Work to complete: Tally how many lines of these entries hold the string "Project". Return the number alone.

Supplied entries:
━━━━━━━━

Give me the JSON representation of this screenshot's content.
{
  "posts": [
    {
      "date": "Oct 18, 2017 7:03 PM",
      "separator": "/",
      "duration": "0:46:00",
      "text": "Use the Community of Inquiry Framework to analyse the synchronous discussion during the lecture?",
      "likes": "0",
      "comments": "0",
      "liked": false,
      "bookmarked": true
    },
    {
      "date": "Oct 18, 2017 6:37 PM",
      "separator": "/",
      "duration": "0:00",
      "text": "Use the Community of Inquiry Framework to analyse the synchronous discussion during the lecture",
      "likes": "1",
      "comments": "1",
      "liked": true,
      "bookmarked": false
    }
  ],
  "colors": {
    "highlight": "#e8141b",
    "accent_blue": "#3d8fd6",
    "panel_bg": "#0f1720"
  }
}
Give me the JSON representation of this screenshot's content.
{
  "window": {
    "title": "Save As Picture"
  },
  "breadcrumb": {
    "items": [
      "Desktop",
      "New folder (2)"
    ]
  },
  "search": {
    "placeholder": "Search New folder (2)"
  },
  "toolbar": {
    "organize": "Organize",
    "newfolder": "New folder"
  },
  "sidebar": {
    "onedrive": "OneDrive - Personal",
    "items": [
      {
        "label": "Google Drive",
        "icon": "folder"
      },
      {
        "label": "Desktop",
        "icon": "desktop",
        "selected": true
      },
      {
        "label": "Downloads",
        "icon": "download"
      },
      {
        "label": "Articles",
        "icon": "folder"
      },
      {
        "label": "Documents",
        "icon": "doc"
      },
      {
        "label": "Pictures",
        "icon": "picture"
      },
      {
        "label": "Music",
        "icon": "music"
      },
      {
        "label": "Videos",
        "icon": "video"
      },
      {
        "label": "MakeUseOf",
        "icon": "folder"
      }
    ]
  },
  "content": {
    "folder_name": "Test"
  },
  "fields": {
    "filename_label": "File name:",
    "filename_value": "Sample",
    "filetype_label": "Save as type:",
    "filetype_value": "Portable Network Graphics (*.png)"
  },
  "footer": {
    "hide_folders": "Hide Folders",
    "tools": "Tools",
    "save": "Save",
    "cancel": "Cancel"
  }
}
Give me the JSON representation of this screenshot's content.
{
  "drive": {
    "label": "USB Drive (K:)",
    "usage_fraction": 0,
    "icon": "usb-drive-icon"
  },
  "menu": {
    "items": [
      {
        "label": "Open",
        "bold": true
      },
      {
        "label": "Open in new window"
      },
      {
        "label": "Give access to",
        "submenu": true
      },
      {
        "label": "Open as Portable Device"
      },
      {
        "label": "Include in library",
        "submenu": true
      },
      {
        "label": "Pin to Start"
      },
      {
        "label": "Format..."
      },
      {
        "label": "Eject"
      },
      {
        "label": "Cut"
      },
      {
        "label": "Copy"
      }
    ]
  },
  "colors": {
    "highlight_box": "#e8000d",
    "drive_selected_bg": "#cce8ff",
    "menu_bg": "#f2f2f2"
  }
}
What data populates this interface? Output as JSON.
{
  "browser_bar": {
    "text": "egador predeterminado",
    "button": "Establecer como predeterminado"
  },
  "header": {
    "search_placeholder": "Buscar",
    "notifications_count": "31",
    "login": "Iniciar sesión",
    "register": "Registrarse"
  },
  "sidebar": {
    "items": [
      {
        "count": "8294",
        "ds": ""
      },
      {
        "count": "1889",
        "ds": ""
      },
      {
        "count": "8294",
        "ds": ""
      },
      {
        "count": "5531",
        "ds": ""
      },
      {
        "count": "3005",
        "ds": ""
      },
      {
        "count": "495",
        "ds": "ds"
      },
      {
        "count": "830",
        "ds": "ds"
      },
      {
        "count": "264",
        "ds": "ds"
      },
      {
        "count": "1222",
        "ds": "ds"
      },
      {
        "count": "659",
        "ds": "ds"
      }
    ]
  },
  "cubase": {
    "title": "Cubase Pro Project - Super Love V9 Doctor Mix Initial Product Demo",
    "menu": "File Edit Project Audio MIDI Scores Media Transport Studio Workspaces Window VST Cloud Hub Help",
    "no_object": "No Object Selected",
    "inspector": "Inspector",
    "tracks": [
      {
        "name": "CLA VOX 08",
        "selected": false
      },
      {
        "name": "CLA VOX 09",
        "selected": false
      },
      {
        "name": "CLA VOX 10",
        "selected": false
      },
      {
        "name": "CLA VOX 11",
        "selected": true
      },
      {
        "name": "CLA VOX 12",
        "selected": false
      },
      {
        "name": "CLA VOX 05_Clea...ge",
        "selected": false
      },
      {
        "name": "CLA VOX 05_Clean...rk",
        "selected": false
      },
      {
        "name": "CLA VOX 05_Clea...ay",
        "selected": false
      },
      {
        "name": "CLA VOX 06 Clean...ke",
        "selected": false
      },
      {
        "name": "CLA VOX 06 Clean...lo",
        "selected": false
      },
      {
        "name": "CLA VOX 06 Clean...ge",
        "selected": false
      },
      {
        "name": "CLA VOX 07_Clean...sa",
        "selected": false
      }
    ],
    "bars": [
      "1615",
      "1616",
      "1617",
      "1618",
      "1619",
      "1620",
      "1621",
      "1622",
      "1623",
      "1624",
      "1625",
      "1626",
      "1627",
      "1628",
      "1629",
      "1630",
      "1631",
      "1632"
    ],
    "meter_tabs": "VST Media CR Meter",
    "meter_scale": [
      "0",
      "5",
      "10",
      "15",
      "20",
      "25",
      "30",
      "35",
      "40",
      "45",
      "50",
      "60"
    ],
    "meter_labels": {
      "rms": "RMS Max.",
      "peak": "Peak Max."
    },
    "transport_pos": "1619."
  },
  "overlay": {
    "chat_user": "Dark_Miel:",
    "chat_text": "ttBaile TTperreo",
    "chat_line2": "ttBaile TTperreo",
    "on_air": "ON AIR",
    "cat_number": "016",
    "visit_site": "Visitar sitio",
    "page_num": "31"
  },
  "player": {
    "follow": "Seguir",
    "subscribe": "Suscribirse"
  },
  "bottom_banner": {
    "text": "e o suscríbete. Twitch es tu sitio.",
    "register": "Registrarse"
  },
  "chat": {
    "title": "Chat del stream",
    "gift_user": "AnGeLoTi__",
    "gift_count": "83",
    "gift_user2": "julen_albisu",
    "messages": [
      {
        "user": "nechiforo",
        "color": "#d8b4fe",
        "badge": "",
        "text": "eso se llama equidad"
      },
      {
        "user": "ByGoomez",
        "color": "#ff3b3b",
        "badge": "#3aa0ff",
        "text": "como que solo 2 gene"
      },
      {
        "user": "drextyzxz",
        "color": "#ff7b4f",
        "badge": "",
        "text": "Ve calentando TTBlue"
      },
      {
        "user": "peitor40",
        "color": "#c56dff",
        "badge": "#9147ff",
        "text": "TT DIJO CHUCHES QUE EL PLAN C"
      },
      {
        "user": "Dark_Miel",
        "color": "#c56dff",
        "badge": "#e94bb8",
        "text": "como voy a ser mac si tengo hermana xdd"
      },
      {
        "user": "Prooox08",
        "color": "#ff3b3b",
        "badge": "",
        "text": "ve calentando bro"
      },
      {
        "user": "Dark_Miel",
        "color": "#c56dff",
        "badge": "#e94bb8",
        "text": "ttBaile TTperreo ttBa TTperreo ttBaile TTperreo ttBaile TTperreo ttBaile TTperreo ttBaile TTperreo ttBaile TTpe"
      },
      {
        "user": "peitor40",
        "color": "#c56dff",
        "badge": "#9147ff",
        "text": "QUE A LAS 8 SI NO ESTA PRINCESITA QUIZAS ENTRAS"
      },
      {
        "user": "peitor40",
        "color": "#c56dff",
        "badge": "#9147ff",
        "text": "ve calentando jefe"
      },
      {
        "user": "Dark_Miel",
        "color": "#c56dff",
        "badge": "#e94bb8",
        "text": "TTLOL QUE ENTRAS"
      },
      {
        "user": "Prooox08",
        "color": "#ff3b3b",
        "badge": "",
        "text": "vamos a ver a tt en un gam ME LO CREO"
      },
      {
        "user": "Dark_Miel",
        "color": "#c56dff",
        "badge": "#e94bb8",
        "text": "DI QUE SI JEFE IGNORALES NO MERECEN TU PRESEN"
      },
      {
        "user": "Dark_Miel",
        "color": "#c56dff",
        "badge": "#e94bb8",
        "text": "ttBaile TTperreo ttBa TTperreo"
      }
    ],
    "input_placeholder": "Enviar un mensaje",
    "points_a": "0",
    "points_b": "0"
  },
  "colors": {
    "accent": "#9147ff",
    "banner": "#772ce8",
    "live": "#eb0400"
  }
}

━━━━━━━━

Solution to the problem: 2